One of the biggest changes in the world of marketing technology in the last decade has been the rise of Analytics. We’ve arrived at a point where Analytics is an accepted word and a legitimate specialty. But (and I know I’m preaching to the choir here), we shouldn’t break out the bubbly just yet.As it turns out, it is a lot more difficult than anyone thought it would be to reap the benefits of all our new data streams. To put it simply: though we have the tools to create bits of data, making the bits work together is hard.Jim Sterne, founder of the Digital Analytics Association and Tracking First advisor, recently shared a startling anecdote. The good folks atAnalytics Demystified have created the Analytics Exchange, a place where analysts can meet up with like-minded industry colleagues, to find mentorship around analytics best practices. According to Jim, almost everyone comes to the forum for the first time with questions about how to streamline and synchronize their various data flows, in order to make sense of it all. And virtually every time, the answer is, “Your tags are a mess. You have to redo everything.” Every time.
Often, when companies release a marketing campaign, their analytics teams spend the next few days scrambling. As quickly as possible, they need to make sure all the data is pulling correctly. Are the tracking codes working? Are the expected data reportable?
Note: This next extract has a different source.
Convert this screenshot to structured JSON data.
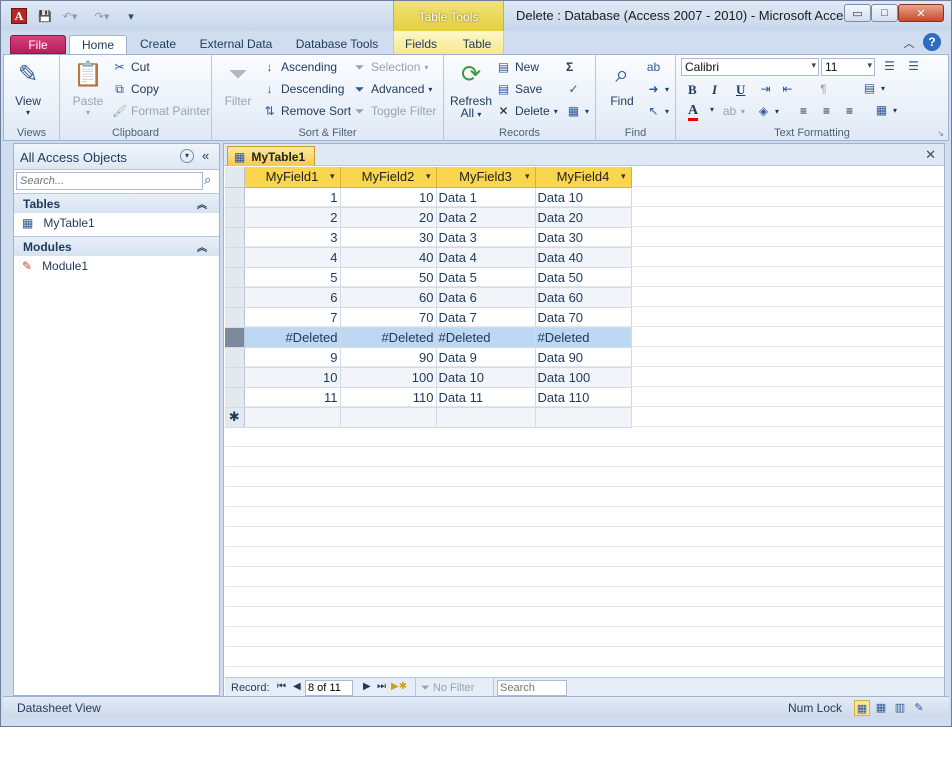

When something goes wrong, as it often does, it’s hard to know who made the mistake and where. An experienced analyst can sometimes decipher from context. They may see that the broken code came from an email, or a specific social media channel, but it’s challenging detective work -- and it’s a huge pain. Anything you learn may not help anyway, because the data is already damaged.Some companies have taken the lead and tried to solve this by creating their own governance systems to monitor the generation and management of Tracking Codes. Companies like Salesforce and HP have developed their own tools. That’s been their only option up to this point. However, these systems are typically expensive and not core to their business. With maintenance and development time devoted solely to maximizing investments they’ve already paid for, these systems can be a real money pit.
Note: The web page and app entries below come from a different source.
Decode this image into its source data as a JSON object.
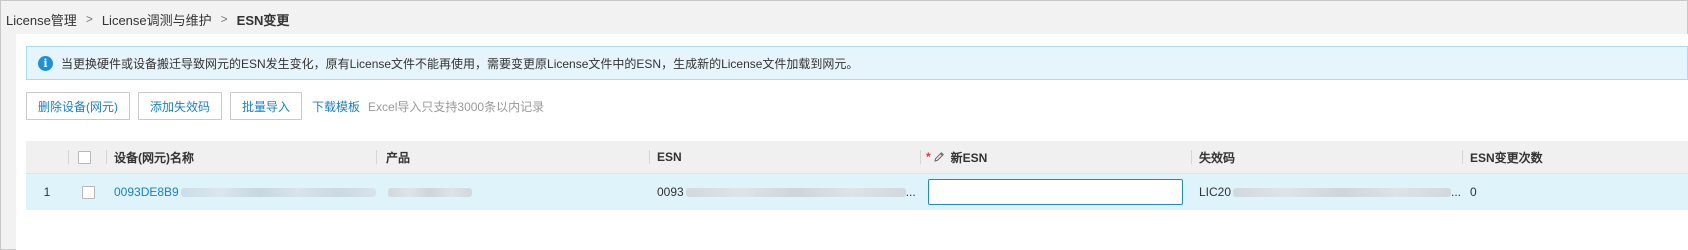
{
  "breadcrumb": {
    "items": [
      "License管理",
      "License调测与维护"
    ],
    "current": "ESN变更",
    "separator": ">"
  },
  "info": {
    "icon": "info-icon",
    "icon_glyph": "i",
    "text": "当更换硬件或设备搬迁导致网元的ESN发生变化，原有License文件不能再使用，需要变更原License文件中的ESN，生成新的License文件加载到网元。"
  },
  "toolbar": {
    "delete_device": "删除设备(网元)",
    "add_invalid_code": "添加失效码",
    "batch_import": "批量导入",
    "download_template": "下载模板",
    "hint": "Excel导入只支持3000条以内记录"
  },
  "table": {
    "columns": {
      "device_name": "设备(网元)名称",
      "product": "产品",
      "esn": "ESN",
      "new_esn": "新ESN",
      "invalid_code": "失效码",
      "esn_change_count": "ESN变更次数"
    },
    "required_mark": "*",
    "rows": [
      {
        "index": "1",
        "device_name": "0093DE8B9",
        "product": "",
        "esn": "0093",
        "esn_suffix": "...",
        "new_esn_value": "",
        "invalid_code": "LIC20",
        "invalid_code_suffix": "...",
        "esn_change_count": "0"
      }
    ]
  },
  "colors": {
    "accent": "#1a80c8",
    "info_bg": "#e6f5fb",
    "row_selected_bg": "#dff3fb",
    "header_bg": "#f0f0f0"
  }
}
Looking at the world of campaign analytics in 2017, it can be challenging for anyone who didn’t grow up in the industry to make sense of its complexity. Seasoned analysts and marketers have a history with the technology, but they've often witnessed so much change so quickly that it can feel at times like someone snuck up and piled a bunch of new challenges on top of old ones, before solutions to the old problems were fully worked out.When it comes to URL tracking and campaign analytics, the tools at our fingertips are impressively precise. Not that long ago, the only data you could meaningfully derive from a referring URL was how much traffic you’re getting from various websites. At a high level it allowed companies to see which partnerships and publishing platforms were bringing eyes to their sites, but that’s about it.